--- Listed entries Enclosed Below ---

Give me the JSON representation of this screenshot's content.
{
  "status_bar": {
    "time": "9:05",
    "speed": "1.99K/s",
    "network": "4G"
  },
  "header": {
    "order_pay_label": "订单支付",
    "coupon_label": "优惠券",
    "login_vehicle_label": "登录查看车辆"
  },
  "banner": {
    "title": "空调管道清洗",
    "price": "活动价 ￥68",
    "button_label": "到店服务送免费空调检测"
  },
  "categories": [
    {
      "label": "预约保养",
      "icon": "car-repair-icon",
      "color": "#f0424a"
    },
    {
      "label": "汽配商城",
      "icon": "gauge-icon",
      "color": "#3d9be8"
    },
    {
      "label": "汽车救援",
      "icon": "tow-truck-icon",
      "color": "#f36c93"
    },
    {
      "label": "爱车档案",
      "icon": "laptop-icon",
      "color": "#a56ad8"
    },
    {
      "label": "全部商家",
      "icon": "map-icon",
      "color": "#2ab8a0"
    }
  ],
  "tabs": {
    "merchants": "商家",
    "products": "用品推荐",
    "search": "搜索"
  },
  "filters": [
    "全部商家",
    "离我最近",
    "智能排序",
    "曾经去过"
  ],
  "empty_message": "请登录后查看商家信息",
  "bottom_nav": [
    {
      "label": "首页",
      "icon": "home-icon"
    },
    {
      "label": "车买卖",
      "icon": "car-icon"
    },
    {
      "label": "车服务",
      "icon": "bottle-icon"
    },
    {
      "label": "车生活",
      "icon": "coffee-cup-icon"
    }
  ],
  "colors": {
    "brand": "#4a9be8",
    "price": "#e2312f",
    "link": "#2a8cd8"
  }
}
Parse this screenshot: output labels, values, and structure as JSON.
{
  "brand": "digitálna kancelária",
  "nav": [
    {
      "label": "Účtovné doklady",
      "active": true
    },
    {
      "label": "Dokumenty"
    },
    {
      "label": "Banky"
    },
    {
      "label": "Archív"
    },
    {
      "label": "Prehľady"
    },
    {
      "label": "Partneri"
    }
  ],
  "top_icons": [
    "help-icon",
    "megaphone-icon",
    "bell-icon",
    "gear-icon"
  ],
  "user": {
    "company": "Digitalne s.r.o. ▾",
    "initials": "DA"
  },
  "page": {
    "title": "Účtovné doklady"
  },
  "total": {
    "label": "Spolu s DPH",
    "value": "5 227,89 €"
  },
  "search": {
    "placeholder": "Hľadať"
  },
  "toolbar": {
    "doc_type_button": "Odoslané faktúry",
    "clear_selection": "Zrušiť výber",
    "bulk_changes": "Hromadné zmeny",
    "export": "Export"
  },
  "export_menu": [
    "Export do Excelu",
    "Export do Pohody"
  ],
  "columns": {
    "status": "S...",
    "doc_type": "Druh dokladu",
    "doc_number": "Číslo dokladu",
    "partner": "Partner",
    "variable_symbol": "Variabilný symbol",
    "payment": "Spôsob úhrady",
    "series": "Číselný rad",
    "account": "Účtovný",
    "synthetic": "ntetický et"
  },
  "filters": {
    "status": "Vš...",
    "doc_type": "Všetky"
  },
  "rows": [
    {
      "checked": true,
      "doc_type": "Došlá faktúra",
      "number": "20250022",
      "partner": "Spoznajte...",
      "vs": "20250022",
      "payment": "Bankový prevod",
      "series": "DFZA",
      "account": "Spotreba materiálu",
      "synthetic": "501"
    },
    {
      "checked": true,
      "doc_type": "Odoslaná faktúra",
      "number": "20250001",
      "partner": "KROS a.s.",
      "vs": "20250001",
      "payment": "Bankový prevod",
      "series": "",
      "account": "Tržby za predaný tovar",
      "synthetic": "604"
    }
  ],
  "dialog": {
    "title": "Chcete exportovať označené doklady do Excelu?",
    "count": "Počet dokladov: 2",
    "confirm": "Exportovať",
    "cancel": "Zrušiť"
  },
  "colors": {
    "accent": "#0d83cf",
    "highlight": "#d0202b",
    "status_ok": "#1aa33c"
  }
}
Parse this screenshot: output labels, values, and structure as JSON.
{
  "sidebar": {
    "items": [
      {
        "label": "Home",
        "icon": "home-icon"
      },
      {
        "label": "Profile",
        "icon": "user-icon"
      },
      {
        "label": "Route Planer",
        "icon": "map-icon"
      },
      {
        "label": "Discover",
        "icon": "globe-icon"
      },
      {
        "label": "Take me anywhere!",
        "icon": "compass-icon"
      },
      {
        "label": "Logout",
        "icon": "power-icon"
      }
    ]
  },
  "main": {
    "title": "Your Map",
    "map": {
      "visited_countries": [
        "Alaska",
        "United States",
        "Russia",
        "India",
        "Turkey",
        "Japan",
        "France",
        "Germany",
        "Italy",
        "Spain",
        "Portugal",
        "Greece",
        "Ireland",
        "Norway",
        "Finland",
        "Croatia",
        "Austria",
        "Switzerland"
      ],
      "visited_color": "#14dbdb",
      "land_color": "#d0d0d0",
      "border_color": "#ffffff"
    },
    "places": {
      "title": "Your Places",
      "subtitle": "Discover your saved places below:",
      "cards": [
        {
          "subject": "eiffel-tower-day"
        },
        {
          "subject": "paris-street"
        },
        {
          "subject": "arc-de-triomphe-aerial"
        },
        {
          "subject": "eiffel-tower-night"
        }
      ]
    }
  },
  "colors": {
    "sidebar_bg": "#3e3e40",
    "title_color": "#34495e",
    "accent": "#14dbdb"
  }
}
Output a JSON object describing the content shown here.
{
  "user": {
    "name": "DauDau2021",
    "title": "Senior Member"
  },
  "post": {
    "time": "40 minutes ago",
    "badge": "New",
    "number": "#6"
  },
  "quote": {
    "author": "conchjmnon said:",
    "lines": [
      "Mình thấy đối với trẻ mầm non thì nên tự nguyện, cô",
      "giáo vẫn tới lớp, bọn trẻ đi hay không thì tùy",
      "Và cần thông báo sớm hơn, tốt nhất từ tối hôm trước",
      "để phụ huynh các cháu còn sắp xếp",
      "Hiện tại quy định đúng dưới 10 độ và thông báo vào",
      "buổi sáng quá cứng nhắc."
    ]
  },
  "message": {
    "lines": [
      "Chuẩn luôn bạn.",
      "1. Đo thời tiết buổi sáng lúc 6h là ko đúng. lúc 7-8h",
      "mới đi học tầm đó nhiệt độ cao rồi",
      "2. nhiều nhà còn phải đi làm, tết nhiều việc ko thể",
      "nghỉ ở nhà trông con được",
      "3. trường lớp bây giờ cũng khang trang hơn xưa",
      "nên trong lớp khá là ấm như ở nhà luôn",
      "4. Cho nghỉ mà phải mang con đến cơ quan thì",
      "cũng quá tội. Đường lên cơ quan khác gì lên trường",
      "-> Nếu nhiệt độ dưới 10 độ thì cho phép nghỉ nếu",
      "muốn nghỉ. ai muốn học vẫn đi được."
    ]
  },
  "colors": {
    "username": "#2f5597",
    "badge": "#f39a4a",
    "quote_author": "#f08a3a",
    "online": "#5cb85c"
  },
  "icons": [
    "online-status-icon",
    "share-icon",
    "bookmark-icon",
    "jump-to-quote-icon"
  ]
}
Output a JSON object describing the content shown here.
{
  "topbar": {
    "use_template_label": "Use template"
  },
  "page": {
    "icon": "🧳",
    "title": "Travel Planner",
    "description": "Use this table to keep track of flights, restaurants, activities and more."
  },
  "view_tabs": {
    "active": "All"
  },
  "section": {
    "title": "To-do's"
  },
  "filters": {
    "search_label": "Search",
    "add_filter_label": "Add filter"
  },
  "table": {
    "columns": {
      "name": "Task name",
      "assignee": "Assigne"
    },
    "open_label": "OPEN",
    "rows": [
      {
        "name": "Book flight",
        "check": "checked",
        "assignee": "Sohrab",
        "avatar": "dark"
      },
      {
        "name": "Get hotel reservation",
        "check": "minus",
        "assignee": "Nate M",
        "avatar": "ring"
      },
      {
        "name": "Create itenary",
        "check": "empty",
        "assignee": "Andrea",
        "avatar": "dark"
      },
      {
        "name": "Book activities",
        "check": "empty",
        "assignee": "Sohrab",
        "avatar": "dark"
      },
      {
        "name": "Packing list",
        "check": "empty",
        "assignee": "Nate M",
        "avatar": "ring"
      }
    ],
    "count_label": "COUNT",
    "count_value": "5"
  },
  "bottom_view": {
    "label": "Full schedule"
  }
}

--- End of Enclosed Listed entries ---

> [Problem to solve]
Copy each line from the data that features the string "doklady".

> [Answer to this task]
      "label": "Účtovné doklady",
    "title": "Účtovné doklady"
    "title": "Chcete exportovať označené doklady do Excelu?",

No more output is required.